WHAT IS BEING ASKED: Could you print every record exactly as it stands?

MATERIALS PROVIDED:
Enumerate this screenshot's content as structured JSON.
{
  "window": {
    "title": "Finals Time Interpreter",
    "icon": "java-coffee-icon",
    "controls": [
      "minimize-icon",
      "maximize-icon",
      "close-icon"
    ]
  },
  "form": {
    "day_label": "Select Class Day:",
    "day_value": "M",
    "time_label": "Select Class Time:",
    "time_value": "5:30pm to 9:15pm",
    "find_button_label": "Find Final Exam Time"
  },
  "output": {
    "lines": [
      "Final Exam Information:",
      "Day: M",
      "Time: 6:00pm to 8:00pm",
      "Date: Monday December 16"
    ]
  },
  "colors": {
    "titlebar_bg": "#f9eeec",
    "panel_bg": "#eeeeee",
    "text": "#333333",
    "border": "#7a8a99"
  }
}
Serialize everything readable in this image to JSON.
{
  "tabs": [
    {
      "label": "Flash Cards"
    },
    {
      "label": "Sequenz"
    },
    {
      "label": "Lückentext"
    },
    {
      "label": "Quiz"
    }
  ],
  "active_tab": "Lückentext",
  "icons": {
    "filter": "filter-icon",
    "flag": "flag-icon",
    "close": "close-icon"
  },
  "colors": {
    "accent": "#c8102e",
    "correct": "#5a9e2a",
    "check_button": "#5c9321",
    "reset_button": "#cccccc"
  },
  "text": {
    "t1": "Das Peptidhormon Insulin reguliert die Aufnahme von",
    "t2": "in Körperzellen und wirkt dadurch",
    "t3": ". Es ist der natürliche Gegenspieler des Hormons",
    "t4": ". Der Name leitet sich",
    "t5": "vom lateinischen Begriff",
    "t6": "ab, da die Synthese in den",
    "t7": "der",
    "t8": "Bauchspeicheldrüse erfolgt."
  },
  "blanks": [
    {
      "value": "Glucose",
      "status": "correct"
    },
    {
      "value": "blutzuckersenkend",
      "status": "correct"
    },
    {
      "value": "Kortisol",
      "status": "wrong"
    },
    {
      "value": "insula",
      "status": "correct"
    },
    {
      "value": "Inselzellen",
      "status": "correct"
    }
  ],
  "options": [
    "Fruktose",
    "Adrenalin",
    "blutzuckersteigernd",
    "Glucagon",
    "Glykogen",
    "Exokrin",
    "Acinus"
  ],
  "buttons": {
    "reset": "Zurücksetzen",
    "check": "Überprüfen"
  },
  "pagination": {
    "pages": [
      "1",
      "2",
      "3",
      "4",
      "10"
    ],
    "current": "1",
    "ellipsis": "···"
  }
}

RESULT:
Enumerate this screenshot's content as structured JSON.
{
  "window": {
    "title": "Finals Time Interpreter",
    "icon": "java-coffee-icon",
    "controls": [
      "minimize-icon",
      "maximize-icon",
      "close-icon"
    ]
  },
  "form": {
    "day_label": "Select Class Day:",
    "day_value": "M",
    "time_label": "Select Class Time:",
    "time_value": "5:30pm to 9:15pm",
    "find_button_label": "Find Final Exam Time"
  },
  "output": {
    "lines": [
      "Final Exam Information:",
      "Day: M",
      "Time: 6:00pm to 8:00pm",
      "Date: Monday December 16"
    ]
  },
  "colors": {
    "titlebar_bg": "#f9eeec",
    "panel_bg": "#eeeeee",
    "text": "#333333",
    "border": "#7a8a99"
  }
}
Serialize everything readable in this image to JSON.
{
  "tabs": [
    {
      "label": "Flash Cards"
    },
    {
      "label": "Sequenz"
    },
    {
      "label": "Lückentext"
    },
    {
      "label": "Quiz"
    }
  ],
  "active_tab": "Lückentext",
  "icons": {
    "filter": "filter-icon",
    "flag": "flag-icon",
    "close": "close-icon"
  },
  "colors": {
    "accent": "#c8102e",
    "correct": "#5a9e2a",
    "check_button": "#5c9321",
    "reset_button": "#cccccc"
  },
  "text": {
    "t1": "Das Peptidhormon Insulin reguliert die Aufnahme von",
    "t2": "in Körperzellen und wirkt dadurch",
    "t3": ". Es ist der natürliche Gegenspieler des Hormons",
    "t4": ". Der Name leitet sich",
    "t5": "vom lateinischen Begriff",
    "t6": "ab, da die Synthese in den",
    "t7": "der",
    "t8": "Bauchspeicheldrüse erfolgt."
  },
  "blanks": [
    {
      "value": "Glucose",
      "status": "correct"
    },
    {
      "value": "blutzuckersenkend",
      "status": "correct"
    },
    {
      "value": "Kortisol",
      "status": "wrong"
    },
    {
      "value": "insula",
      "status": "correct"
    },
    {
      "value": "Inselzellen",
      "status": "correct"
    }
  ],
  "options": [
    "Fruktose",
    "Adrenalin",
    "blutzuckersteigernd",
    "Glucagon",
    "Glykogen",
    "Exokrin",
    "Acinus"
  ],
  "buttons": {
    "reset": "Zurücksetzen",
    "check": "Überprüfen"
  },
  "pagination": {
    "pages": [
      "1",
      "2",
      "3",
      "4",
      "10"
    ],
    "current": "1",
    "ellipsis": "···"
  }
}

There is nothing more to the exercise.